Poor knave, I blame thee not; thou art o’erwatch’d.

Call Claudius and some other of my men;

I ’ll have them sleep on cushions in my tent.

LUC.Varro, and Claudius!

VAR.Calls my lord?

BRU.I pray you, sirs, lie in my tent, and sleep:

It may be, I shall raise you by and by

On business to my brother Cassius.

VAR.So please you, we will stand, and watch your pleasure.

BRU.I will not have it so; lie down, good sirs:

It may be, I shall otherwise bethink me.

Look, Lucius, here ’s the book I sought for so:

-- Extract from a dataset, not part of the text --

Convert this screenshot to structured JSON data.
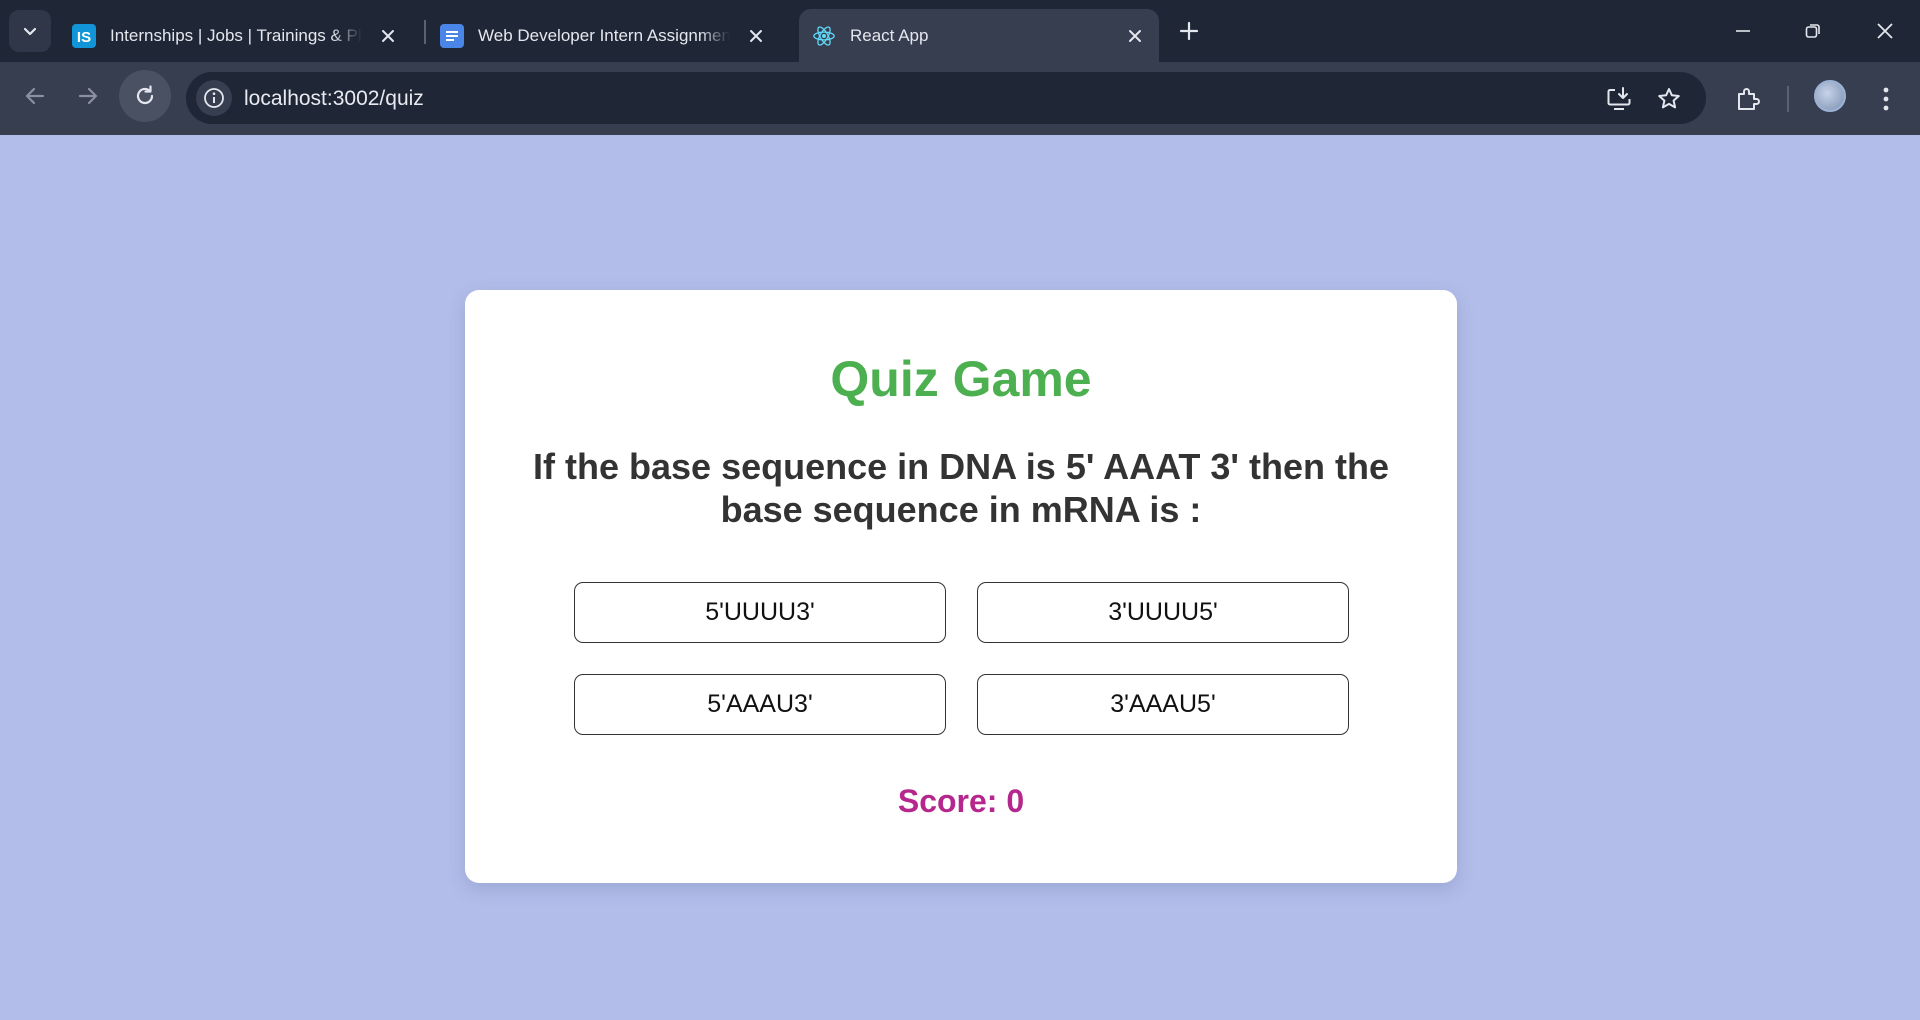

I put it in the pocket of my gown.(Servants lie down.)

LUC.I was sure, your lordship did not give it me.

BRU.Bear with me, good boy, I am much forgetful.

Canst thou hold up thy heavy eyes awhile,

And touch thy instrument a strain or two?

LUC.Ay, my lord, an ’t please you.

BRU.It does, my boy.

I trouble thee too much, but thou art willing.

LUC.It is my duty, sir.

BRU.I should not urge thy duty past thy might:

I know, young bloods look for a time of rest.

LUC.I have slept, my lord, already.

BRU.It is well done; and thou shalt sleep again;

I will not hold thee long: if I do live,

I will be good to thee.(Music, and a Song.)

This is a sleepy tune.—O, murderous slumber!

Lay’st thou thy leaden mace upon my boy,

That plays thee music?—Gentle knave, good night!

I will not do thee so much wrong to wake thee.

If thou dost nod, thou break’st thy instrument:

I ’ll take it from thee; and, good boy, good night.

Let me see, let me see: is not the leaf turn’d down,

Where I left reading? Here it is, I think.(Sits down.)

Enter the Ghost of CÆSAR.
How ill this taper burns! Ha! who comes here?

I think it is the weakness of mine eyes,

That shapes this monstrous apparition.

It comes upon me.—Art thou any thing?

Art thou some god, some angel, or some devil,

That mak’st my blood cold, and my hair to stare?

Speak to me what thou art.

GHOST.Thy evil spirit, Brutus.

BRU.Why com’st thou?

GHOST.To tell thee thou shalt see me at Philippi.

BRU.Well; then I shall see thee again?

GHOST.Ay, at Philippi.(Vanishes.)

BRU.Why, I will see thee at Philippi, then.

Now I have taken heart, thou vanishest:

Ill spirit, I would hold more talk with thee.